WHAT YOU SHOULD DO: Search term "新荷物として作成": please copy every line of the records below that contains it.

Dataset items:
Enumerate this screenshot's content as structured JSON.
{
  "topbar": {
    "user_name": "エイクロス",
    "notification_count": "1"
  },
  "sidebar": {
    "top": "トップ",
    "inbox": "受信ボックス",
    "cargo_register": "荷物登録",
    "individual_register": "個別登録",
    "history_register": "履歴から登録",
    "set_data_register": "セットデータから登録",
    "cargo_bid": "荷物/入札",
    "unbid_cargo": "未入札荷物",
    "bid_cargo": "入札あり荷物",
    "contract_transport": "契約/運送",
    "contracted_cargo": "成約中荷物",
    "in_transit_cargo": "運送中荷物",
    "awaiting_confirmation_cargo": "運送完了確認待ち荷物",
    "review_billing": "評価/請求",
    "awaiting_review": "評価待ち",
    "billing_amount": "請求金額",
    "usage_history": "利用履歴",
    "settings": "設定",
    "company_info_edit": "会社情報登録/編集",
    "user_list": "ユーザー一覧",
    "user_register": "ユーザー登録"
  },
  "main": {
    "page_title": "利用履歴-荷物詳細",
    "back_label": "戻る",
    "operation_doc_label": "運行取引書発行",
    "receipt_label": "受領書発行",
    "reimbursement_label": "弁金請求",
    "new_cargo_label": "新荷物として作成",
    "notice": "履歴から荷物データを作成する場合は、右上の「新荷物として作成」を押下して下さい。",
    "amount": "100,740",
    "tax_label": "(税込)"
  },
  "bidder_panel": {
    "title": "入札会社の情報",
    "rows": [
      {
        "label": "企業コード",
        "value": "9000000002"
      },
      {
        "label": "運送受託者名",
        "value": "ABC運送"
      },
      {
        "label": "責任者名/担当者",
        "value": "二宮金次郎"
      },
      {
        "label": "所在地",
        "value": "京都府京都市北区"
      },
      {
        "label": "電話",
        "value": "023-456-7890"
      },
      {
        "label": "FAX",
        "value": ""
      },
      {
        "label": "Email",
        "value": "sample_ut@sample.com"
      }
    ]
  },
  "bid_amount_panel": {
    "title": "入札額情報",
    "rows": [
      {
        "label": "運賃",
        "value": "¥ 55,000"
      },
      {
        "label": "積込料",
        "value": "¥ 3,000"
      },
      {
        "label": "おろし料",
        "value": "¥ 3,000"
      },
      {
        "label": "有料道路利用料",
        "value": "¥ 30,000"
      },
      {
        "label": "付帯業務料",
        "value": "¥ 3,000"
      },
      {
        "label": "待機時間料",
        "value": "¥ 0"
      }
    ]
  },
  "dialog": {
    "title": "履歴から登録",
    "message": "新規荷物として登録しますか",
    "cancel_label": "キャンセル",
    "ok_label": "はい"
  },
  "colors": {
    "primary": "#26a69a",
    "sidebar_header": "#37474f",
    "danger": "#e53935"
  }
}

EXERCISE SOLUTION:
    "new_cargo_label": "新荷物として作成",
    "notice": "履歴から荷物データを作成する場合は、右上の「新荷物として作成」を押下して下さい。",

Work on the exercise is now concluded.